As Lyons and I warned in our book, the “danger associated with right-wing populism comes not from its real or potential bids for power, or even from its day-to-day violence and bigotry, but from its interactions with other political forces and the government.” Our current dangerous political crisis was crafted by the wealthy neoliberal elites controlling both major political parties. They designed the current tax system to be their personal cash machine. Swidey wants to blame the grassroots victims of this theft for their anger, which Trump exploited with his right-wing populist rhetoric that shifts the blame away from the centers of power to traditionally scapegoated groups in the United States, including blacks, immigrants, Jews, leftists and feminists—and now add Muslims and Mexicans.

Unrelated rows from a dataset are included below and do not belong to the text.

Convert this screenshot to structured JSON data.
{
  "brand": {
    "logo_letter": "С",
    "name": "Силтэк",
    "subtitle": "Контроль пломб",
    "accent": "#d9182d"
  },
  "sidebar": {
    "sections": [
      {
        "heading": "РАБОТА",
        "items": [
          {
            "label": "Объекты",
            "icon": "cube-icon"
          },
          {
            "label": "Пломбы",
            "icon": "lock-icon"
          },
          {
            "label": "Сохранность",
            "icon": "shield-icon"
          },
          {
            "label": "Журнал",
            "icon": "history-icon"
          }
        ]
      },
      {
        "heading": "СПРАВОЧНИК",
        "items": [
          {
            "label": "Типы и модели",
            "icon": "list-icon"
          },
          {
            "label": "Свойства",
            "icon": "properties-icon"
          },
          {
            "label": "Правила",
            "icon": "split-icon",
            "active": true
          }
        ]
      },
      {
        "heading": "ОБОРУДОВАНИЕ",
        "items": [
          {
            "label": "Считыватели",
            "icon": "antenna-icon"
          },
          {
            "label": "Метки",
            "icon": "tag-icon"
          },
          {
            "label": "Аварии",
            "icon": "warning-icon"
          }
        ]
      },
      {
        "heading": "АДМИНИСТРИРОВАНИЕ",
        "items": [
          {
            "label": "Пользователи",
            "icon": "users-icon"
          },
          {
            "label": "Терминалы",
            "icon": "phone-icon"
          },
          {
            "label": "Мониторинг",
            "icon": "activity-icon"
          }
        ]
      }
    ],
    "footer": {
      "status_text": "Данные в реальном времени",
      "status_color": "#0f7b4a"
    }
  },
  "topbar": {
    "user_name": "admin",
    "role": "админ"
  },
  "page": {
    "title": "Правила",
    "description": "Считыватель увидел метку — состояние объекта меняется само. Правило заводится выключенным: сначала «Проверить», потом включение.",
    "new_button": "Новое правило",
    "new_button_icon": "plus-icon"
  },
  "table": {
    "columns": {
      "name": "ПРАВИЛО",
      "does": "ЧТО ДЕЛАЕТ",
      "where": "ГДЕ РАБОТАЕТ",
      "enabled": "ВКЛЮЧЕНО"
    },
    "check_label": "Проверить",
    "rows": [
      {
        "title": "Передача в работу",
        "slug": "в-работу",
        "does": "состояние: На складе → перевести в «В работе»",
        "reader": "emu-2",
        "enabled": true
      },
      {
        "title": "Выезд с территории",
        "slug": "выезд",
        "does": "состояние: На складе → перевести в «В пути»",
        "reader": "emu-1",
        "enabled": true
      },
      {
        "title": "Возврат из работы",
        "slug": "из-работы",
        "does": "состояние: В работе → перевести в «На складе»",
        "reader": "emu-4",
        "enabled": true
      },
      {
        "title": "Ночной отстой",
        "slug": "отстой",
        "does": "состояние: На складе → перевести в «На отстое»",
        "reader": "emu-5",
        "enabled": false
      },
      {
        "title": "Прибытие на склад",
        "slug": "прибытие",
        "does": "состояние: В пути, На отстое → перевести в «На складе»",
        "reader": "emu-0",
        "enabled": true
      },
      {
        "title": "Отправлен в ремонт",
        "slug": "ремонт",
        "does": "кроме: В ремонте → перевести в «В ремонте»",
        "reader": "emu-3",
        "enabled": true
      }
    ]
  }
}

The solution is not to flock toward elites who defend the political center against needed reforms. Mudde puts it like this:
If we want to truly understand contemporary politics, and protect liberal democracy, it is time we focus on all aspects of the populist radical right challenge, including from inside the political establishment, not just on the populism of the outsiders. Because under the cover of fighting off the “populists,” the political establishment is slowly but steadily hollowing out the liberal democratic system.
Swidey is on target when noting Trump is undermining the need for expertise in our nation’s capital, especially inside government agencies. But the problem is neither anti-elitism nor populism. The problem is the elite “experts” project to gut government regulatory and tax powers in pursuit of greedster free-market profits.